‘Beyond stupid’: bus link chopped in border row 

A transport campaigner says two councils need their heads banging together – after a row over funding means some buses will no longer cross borders from North Bristol into South Gloucestershire.

Dave Redgewell says the consequences are “a bitter blow for the economy of North Bristol” –  and a huge problem for residents of Westbury on Trym and Henleaze – cutting them off from Bristol Parkway station and employment centres in Filton and Abbeywood.

Bus services across the region, which are co-ordinated by the West of England Combined Authority (Weca), have been hard hit by falling passenger numbers since Covid, severe driver shortages and increased costs.  Hard-pressed councils have reduced their subsidies for unprofitable routes, which has led Weca, led by Metro Mayor Dan Norris, to announce that dozens of services will be axed completely from April 1.

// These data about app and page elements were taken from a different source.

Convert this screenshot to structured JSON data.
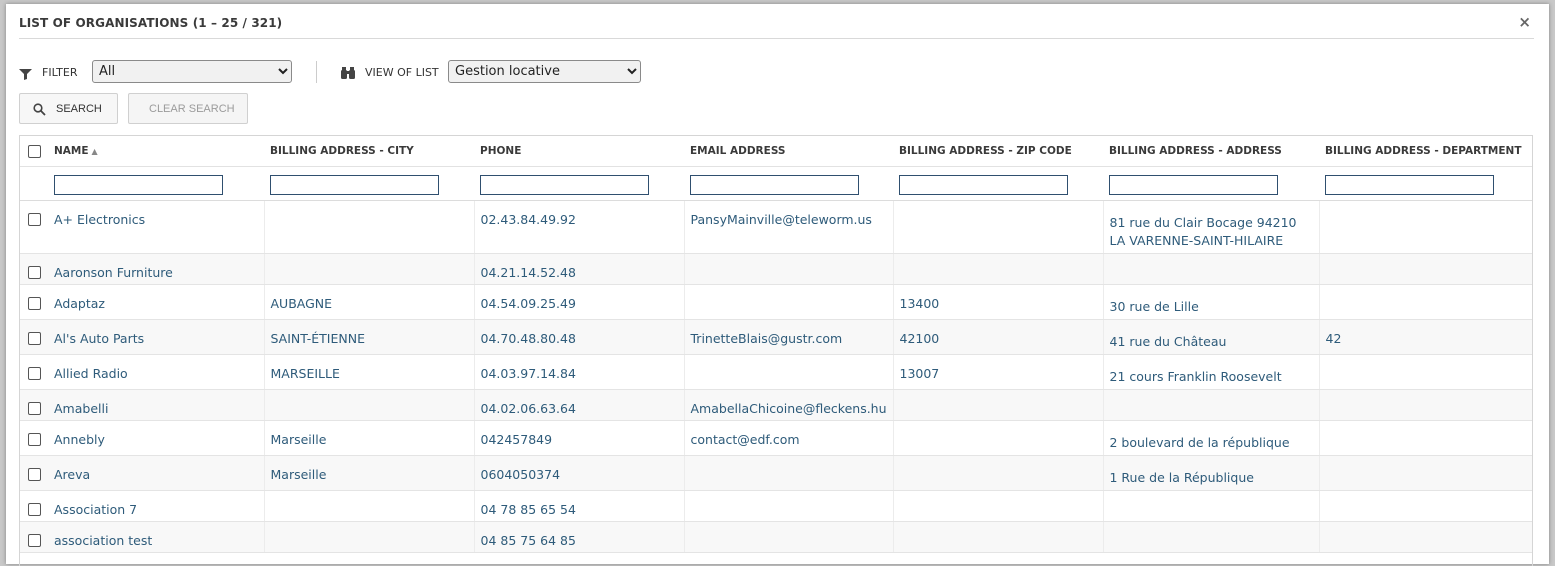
{
  "window": {
    "title": "LIST OF ORGANISATIONS (1 – 25 / 321)",
    "close_glyph": "×"
  },
  "toolbar": {
    "filter_label": "FILTER",
    "filter_value": "All",
    "filter_icon": "funnel-icon",
    "view_label": "VIEW OF LIST",
    "view_value": "Gestion locative",
    "view_icon": "binoculars-icon",
    "search_label": "SEARCH",
    "search_icon": "magnifier-icon",
    "clear_label": "CLEAR SEARCH"
  },
  "table": {
    "sort_glyph": "▲",
    "columns": [
      "NAME",
      "BILLING ADDRESS - CITY",
      "PHONE",
      "EMAIL ADDRESS",
      "BILLING ADDRESS - ZIP CODE",
      "BILLING ADDRESS - ADDRESS",
      "BILLING ADDRESS - DEPARTMENT"
    ],
    "rows": [
      {
        "name": "A+ Electronics",
        "city": "",
        "phone": "02.43.84.49.92",
        "email": "PansyMainville@teleworm.us",
        "zip": "",
        "address": "81 rue du Clair Bocage 94210 LA VARENNE-SAINT-HILAIRE",
        "department": ""
      },
      {
        "name": "Aaronson Furniture",
        "city": "",
        "phone": "04.21.14.52.48",
        "email": "",
        "zip": "",
        "address": "",
        "department": ""
      },
      {
        "name": "Adaptaz",
        "city": "AUBAGNE",
        "phone": "04.54.09.25.49",
        "email": "",
        "zip": "13400",
        "address": "30 rue de Lille",
        "department": ""
      },
      {
        "name": "Al's Auto Parts",
        "city": "SAINT-ÉTIENNE",
        "phone": "04.70.48.80.48",
        "email": "TrinetteBlais@gustr.com",
        "zip": "42100",
        "address": "41 rue du Château",
        "department": "42"
      },
      {
        "name": "Allied Radio",
        "city": "MARSEILLE",
        "phone": "04.03.97.14.84",
        "email": "",
        "zip": "13007",
        "address": "21 cours Franklin Roosevelt",
        "department": ""
      },
      {
        "name": "Amabelli",
        "city": "",
        "phone": "04.02.06.63.64",
        "email": "AmabellaChicoine@fleckens.hu",
        "zip": "",
        "address": "",
        "department": ""
      },
      {
        "name": "Annebly",
        "city": "Marseille",
        "phone": "042457849",
        "email": "contact@edf.com",
        "zip": "",
        "address": "2 boulevard de la république",
        "department": ""
      },
      {
        "name": "Areva",
        "city": "Marseille",
        "phone": "0604050374",
        "email": "",
        "zip": "",
        "address": "1 Rue de la République",
        "department": ""
      },
      {
        "name": "Association 7",
        "city": "",
        "phone": "04 78 85 65 54",
        "email": "",
        "zip": "",
        "address": "",
        "department": ""
      },
      {
        "name": "association test",
        "city": "",
        "phone": "04 85 75 64 85",
        "email": "",
        "zip": "",
        "address": "",
        "department": ""
      }
    ]
  }
}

Now it’s emerged that a row between Bristol City and South Gloucestershire councils means two services between the areas will be curtailed.

The Stagecoach number 10 and 11 services both currently travel through Westbury-on Trym, connecting Avonmouth, Shirehampton and Coombe Dingle to locations including Southmead Hospital, UWE Bristol, Abbeywood, Filton, Aztec West, and Parkway.

Bristol City Council has agreed to subsidise the buses within the city boundaries, but no further.  South Gloucestershire has voted not to fund the bus routes.

So from the beginning of April  both services will stop at Southmead Hospital, and turn back.

Dave Redgewell said: “These are very important social economic bus services which are not commercially viable, but require subsidy from the West of England Combined Authority, through funding by the local councils.

“I thought Bristol would do something sensible instead of only running the buses to Southmead, I thought they would at least extend them to Parkway. It’s pretty devastating really.”

City councillor for Westbury on Trym and Henleaze Geoff Gollop said this showed that Weca was “dysfunctional” – and the result would be “big problems” for passengers.

“The Metro Mayor and the local authority leaders should have been discussing this potential crisis for months and attempting to find a solution. Instead, these devastating proposals are being put forward by the Metro Mayor.”

He appealed to residents: “If this affects you by cutting off your access to work or family, please make contact as we need examples to share with council leaders who seem unaware of the seriousness of the situation.

“It is beyond stupid, that at a time when the council is rightly wanting to reduce car usage and pollution, that Weca removes support for these critical services, forcing passengers to consider car travel.”

Metro Mayor Mr Norris told the Voice: “Bus funding is a complicated jigsaw. Unfortunately local councils decided to reduce spending on council-subsidised buses via the transport levy. That’s why these services have been cut. It is a simple equation – less cash means fewer buses. I note some councils have now decided to extend some buses until just after local elections in May.”

A spokesman for South Gloucestershire Council told the Voice the authority had increased its funding for buses through Weca, but contract prices had more than doubled.

: “Given the critical nature of these supported bus services, the council has been working alongside Weca to mitigate the impacts of service reductions. South Gloucestershire Council have also provided Weca with an additional £435,000 over the last two years to retain these vital services,” they said.

 “South Gloucestershire Council proposed an amendment to the Weca budget last month to divert £800,000 in their spending to support more local bus routes and we look forward to the outcome of their urgent review into how this money can be spent to ensure that local people can continue to rely on local bus services to help them get to work, hospital appointments and to travel around the area.”

Leader of South Gloucestershire Liberal Democrats Claire Young told the Voice “conflicting information” about the service funding was unsettling for passengers.

She said: “Local bus users aren’t interested in arguments about who funds the services, they just want those services to run – and not only until the elections are out of the way in May. “